EXERCISE OBJECTIVE → The data that follows is to be given again, exactly as written.

RECORDS FOR THE EXERCISE →
• • • • •

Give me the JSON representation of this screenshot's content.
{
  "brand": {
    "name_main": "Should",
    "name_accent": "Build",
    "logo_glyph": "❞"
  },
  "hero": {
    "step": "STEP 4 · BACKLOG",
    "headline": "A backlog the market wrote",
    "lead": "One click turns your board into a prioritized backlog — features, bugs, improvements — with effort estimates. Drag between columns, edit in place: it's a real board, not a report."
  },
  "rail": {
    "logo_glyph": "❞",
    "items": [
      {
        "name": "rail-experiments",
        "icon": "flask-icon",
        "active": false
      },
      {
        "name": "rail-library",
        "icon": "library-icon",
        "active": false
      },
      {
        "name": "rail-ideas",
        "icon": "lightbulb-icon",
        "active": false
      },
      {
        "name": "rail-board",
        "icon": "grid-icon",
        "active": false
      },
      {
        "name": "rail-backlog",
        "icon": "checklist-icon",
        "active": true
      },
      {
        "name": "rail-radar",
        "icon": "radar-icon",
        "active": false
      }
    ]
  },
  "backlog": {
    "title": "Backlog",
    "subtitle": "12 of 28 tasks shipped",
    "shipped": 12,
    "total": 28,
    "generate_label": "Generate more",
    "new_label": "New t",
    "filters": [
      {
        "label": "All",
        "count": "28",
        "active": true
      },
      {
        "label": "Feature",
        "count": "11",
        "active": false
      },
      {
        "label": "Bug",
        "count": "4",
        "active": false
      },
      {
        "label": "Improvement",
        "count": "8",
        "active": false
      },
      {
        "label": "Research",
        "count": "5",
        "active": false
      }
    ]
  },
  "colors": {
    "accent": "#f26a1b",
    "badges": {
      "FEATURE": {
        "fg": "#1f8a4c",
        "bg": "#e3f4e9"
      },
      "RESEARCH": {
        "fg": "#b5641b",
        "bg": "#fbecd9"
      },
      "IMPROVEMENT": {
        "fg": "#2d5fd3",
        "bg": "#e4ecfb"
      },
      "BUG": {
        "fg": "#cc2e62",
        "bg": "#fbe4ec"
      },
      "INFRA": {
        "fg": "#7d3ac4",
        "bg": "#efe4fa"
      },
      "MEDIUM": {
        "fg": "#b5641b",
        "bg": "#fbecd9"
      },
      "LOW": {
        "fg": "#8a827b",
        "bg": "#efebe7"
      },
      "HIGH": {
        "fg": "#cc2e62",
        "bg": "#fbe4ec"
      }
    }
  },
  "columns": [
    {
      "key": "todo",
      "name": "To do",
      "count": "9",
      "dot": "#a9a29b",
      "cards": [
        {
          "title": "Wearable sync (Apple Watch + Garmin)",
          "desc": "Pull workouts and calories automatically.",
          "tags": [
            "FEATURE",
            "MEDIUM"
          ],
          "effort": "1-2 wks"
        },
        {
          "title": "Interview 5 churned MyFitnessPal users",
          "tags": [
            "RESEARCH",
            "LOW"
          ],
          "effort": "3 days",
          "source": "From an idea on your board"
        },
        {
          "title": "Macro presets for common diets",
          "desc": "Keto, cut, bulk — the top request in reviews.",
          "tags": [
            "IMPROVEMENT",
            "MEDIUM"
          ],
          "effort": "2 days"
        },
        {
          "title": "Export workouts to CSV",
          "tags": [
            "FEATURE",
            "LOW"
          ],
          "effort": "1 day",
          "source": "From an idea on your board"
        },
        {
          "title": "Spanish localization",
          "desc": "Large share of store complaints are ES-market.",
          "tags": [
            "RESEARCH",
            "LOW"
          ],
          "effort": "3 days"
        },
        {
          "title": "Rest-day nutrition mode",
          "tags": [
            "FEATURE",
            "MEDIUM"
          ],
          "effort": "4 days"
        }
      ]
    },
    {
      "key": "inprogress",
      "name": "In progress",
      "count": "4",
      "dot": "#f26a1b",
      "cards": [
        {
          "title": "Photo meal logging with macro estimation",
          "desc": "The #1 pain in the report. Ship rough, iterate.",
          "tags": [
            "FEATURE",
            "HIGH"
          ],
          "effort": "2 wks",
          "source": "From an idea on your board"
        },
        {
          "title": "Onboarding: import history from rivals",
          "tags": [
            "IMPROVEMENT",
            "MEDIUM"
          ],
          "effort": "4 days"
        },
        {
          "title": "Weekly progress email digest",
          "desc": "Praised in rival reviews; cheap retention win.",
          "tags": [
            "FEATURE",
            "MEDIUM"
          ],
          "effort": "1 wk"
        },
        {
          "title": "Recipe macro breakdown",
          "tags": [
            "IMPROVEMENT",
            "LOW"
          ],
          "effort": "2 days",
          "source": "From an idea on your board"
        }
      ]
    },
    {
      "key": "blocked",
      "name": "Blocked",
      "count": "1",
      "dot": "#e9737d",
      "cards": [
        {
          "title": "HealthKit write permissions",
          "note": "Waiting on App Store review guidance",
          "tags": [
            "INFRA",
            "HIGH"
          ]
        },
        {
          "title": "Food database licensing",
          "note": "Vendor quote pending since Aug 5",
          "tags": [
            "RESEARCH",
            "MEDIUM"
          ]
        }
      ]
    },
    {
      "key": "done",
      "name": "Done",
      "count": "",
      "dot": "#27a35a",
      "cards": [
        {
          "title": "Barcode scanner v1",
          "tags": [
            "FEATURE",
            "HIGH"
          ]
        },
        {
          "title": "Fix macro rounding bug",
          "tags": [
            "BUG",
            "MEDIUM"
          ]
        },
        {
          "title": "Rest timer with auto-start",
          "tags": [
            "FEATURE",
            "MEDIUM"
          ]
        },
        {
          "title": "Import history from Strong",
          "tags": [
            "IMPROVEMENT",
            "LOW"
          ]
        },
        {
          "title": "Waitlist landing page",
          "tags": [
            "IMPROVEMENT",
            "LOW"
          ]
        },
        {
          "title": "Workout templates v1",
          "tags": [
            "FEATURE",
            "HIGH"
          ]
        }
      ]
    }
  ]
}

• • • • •

WRITTEN RESPONSE →
Give me the JSON representation of this screenshot's content.
{
  "brand": {
    "name_main": "Should",
    "name_accent": "Build",
    "logo_glyph": "❞"
  },
  "hero": {
    "step": "STEP 4 · BACKLOG",
    "headline": "A backlog the market wrote",
    "lead": "One click turns your board into a prioritized backlog — features, bugs, improvements — with effort estimates. Drag between columns, edit in place: it's a real board, not a report."
  },
  "rail": {
    "logo_glyph": "❞",
    "items": [
      {
        "name": "rail-experiments",
        "icon": "flask-icon",
        "active": false
      },
      {
        "name": "rail-library",
        "icon": "library-icon",
        "active": false
      },
      {
        "name": "rail-ideas",
        "icon": "lightbulb-icon",
        "active": false
      },
      {
        "name": "rail-board",
        "icon": "grid-icon",
        "active": false
      },
      {
        "name": "rail-backlog",
        "icon": "checklist-icon",
        "active": true
      },
      {
        "name": "rail-radar",
        "icon": "radar-icon",
        "active": false
      }
    ]
  },
  "backlog": {
    "title": "Backlog",
    "subtitle": "12 of 28 tasks shipped",
    "shipped": 12,
    "total": 28,
    "generate_label": "Generate more",
    "new_label": "New t",
    "filters": [
      {
        "label": "All",
        "count": "28",
        "active": true
      },
      {
        "label": "Feature",
        "count": "11",
        "active": false
      },
      {
        "label": "Bug",
        "count": "4",
        "active": false
      },
      {
        "label": "Improvement",
        "count": "8",
        "active": false
      },
      {
        "label": "Research",
        "count": "5",
        "active": false
      }
    ]
  },
  "colors": {
    "accent": "#f26a1b",
    "badges": {
      "FEATURE": {
        "fg": "#1f8a4c",
        "bg": "#e3f4e9"
      },
      "RESEARCH": {
        "fg": "#b5641b",
        "bg": "#fbecd9"
      },
      "IMPROVEMENT": {
        "fg": "#2d5fd3",
        "bg": "#e4ecfb"
      },
      "BUG": {
        "fg": "#cc2e62",
        "bg": "#fbe4ec"
      },
      "INFRA": {
        "fg": "#7d3ac4",
        "bg": "#efe4fa"
      },
      "MEDIUM": {
        "fg": "#b5641b",
        "bg": "#fbecd9"
      },
      "LOW": {
        "fg": "#8a827b",
        "bg": "#efebe7"
      },
      "HIGH": {
        "fg": "#cc2e62",
        "bg": "#fbe4ec"
      }
    }
  },
  "columns": [
    {
      "key": "todo",
      "name": "To do",
      "count": "9",
      "dot": "#a9a29b",
      "cards": [
        {
          "title": "Wearable sync (Apple Watch + Garmin)",
          "desc": "Pull workouts and calories automatically.",
          "tags": [
            "FEATURE",
            "MEDIUM"
          ],
          "effort": "1-2 wks"
        },
        {
          "title": "Interview 5 churned MyFitnessPal users",
          "tags": [
            "RESEARCH",
            "LOW"
          ],
          "effort": "3 days",
          "source": "From an idea on your board"
        },
        {
          "title": "Macro presets for common diets",
          "desc": "Keto, cut, bulk — the top request in reviews.",
          "tags": [
            "IMPROVEMENT",
            "MEDIUM"
          ],
          "effort": "2 days"
        },
        {
          "title": "Export workouts to CSV",
          "tags": [
            "FEATURE",
            "LOW"
          ],
          "effort": "1 day",
          "source": "From an idea on your board"
        },
        {
          "title": "Spanish localization",
          "desc": "Large share of store complaints are ES-market.",
          "tags": [
            "RESEARCH",
            "LOW"
          ],
          "effort": "3 days"
        },
        {
          "title": "Rest-day nutrition mode",
          "tags": [
            "FEATURE",
            "MEDIUM"
          ],
          "effort": "4 days"
        }
      ]
    },
    {
      "key": "inprogress",
      "name": "In progress",
      "count": "4",
      "dot": "#f26a1b",
      "cards": [
        {
          "title": "Photo meal logging with macro estimation",
          "desc": "The #1 pain in the report. Ship rough, iterate.",
          "tags": [
            "FEATURE",
            "HIGH"
          ],
          "effort": "2 wks",
          "source": "From an idea on your board"
        },
        {
          "title": "Onboarding: import history from rivals",
          "tags": [
            "IMPROVEMENT",
            "MEDIUM"
          ],
          "effort": "4 days"
        },
        {
          "title": "Weekly progress email digest",
          "desc": "Praised in rival reviews; cheap retention win.",
          "tags": [
            "FEATURE",
            "MEDIUM"
          ],
          "effort": "1 wk"
        },
        {
          "title": "Recipe macro breakdown",
          "tags": [
            "IMPROVEMENT",
            "LOW"
          ],
          "effort": "2 days",
          "source": "From an idea on your board"
        }
      ]
    },
    {
      "key": "blocked",
      "name": "Blocked",
      "count": "1",
      "dot": "#e9737d",
      "cards": [
        {
          "title": "HealthKit write permissions",
          "note": "Waiting on App Store review guidance",
          "tags": [
            "INFRA",
            "HIGH"
          ]
        },
        {
          "title": "Food database licensing",
          "note": "Vendor quote pending since Aug 5",
          "tags": [
            "RESEARCH",
            "MEDIUM"
          ]
        }
      ]
    },
    {
      "key": "done",
      "name": "Done",
      "count": "",
      "dot": "#27a35a",
      "cards": [
        {
          "title": "Barcode scanner v1",
          "tags": [
            "FEATURE",
            "HIGH"
          ]
        },
        {
          "title": "Fix macro rounding bug",
          "tags": [
            "BUG",
            "MEDIUM"
          ]
        },
        {
          "title": "Rest timer with auto-start",
          "tags": [
            "FEATURE",
            "MEDIUM"
          ]
        },
        {
          "title": "Import history from Strong",
          "tags": [
            "IMPROVEMENT",
            "LOW"
          ]
        },
        {
          "title": "Waitlist landing page",
          "tags": [
            "IMPROVEMENT",
            "LOW"
          ]
        },
        {
          "title": "Workout templates v1",
          "tags": [
            "FEATURE",
            "HIGH"
          ]
        }
      ]
    }
  ]
}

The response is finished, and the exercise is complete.